Transistor Detector Circuit Working Principle:
It is possible to achieve amplitude demodulation by using a three-element electronic device. A typical example of such a configuration is illustrated in Fig. 22.51. This circuit is called a transistor detector.
In addition to detection of the modulated carrier input signal, it also furnishes amplification of the modulating signal. It should be noted that when used as a detector, the transistor has to be biased at cutoff or operated as class B. For transistor detector circuit shown in Fig. 22.51 conduction occurs only from emitter to base because of the diode action associated with these elements.
It can be easily seen that the AM wave is rectified in the emitter-base circuit in precisely the same manner as occurs in the diode detector shown in Fig. 22.50(a). In fact resistor R1 and capacitor C1 serve the same purpose as do R and C in Fig. 22.50(a).
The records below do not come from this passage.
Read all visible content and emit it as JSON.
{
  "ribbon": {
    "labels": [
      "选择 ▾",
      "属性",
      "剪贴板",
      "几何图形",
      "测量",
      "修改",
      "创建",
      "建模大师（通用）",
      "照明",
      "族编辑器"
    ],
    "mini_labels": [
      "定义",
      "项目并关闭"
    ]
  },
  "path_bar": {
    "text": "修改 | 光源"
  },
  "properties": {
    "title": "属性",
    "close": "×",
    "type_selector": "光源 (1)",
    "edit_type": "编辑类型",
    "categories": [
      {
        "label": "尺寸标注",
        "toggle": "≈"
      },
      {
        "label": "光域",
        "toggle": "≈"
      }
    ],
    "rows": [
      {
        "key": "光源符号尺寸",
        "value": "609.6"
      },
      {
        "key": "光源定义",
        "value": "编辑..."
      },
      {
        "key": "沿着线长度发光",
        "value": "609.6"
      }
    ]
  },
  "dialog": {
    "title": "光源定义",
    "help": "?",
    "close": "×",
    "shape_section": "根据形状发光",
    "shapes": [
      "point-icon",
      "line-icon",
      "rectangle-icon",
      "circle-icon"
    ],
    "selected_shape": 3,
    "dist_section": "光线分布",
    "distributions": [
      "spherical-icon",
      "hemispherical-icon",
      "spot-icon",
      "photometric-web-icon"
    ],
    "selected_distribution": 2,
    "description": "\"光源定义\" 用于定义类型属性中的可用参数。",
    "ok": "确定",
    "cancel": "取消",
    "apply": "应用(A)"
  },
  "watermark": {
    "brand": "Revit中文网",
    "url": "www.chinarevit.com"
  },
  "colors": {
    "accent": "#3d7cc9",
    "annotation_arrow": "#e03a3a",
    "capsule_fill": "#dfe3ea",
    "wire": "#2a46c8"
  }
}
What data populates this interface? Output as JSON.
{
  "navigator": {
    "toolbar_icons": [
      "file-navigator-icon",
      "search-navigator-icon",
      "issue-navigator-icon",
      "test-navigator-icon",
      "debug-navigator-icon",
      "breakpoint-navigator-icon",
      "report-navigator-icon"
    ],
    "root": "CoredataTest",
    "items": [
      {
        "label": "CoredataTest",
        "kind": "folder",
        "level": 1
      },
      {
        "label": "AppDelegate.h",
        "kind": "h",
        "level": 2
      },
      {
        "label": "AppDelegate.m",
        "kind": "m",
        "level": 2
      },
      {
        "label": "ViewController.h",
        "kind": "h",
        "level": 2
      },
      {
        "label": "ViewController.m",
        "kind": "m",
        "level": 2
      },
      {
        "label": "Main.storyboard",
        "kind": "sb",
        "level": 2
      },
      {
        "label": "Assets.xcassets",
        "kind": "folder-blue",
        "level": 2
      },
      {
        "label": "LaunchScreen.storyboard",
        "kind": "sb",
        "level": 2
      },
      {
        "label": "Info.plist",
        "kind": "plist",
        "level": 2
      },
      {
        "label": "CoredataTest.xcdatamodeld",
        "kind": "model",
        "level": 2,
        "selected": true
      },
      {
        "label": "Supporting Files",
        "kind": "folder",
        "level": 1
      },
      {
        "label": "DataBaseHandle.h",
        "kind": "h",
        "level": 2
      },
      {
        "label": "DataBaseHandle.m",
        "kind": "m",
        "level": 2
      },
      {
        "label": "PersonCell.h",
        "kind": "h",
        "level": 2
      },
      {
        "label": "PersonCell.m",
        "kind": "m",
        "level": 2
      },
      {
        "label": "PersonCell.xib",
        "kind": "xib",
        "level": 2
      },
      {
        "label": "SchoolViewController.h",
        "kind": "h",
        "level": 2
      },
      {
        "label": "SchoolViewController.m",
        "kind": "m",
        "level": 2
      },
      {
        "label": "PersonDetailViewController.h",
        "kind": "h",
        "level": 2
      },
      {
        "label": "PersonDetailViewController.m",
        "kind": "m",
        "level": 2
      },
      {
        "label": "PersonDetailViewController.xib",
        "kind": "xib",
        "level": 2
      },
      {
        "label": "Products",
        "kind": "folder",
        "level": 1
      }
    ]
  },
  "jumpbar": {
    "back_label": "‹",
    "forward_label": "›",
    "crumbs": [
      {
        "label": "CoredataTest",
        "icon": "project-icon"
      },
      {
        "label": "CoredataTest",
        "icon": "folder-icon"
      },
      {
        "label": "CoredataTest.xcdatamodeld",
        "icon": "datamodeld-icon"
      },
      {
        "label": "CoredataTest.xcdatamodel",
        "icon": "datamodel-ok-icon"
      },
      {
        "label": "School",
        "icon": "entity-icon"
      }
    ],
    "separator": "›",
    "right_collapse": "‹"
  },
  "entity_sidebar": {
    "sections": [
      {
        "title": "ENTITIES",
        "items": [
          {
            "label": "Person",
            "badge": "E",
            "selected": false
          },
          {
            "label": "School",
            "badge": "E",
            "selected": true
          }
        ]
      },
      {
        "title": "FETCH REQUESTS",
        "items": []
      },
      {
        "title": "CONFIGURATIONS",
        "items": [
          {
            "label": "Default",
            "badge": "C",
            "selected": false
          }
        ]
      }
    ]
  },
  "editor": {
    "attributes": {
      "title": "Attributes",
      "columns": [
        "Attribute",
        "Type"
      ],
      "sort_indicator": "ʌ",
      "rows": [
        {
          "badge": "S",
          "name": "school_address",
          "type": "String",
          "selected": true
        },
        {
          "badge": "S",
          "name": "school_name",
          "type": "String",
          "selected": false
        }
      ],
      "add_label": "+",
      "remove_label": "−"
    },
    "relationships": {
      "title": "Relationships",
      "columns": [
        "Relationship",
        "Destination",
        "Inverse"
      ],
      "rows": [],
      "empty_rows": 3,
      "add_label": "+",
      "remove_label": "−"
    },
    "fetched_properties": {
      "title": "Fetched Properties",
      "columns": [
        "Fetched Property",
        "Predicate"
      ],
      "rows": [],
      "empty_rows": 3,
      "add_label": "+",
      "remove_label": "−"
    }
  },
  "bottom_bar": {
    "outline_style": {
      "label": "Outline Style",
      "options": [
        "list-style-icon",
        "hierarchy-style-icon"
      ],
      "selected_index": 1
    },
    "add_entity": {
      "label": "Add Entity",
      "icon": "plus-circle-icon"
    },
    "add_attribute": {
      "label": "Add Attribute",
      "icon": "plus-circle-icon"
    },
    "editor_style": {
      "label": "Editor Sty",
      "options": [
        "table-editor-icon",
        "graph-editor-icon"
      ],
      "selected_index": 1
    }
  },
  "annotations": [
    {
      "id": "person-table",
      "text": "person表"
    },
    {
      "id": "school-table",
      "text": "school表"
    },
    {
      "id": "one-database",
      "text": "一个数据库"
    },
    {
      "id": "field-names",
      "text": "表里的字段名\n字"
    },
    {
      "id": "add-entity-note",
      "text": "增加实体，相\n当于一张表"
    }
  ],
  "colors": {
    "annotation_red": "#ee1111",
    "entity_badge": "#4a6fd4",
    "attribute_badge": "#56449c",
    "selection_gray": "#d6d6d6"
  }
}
The voltage developed across R1 in Fig. 22.51 varies in accordance with the modulating signal rate. Since this variation exists in the transistor input circuit, it causes a corresponding amplified variation to occur in the collector-circuit, specifically across R2. Capacitor C2 is selected to bypass the carrier frequency signal and C3 serves to block the dc voltage level from passing to the next stage. As a result, the voltage appearing across the output terminals of this circuit is an amplified version of the modulating portion of the input signal.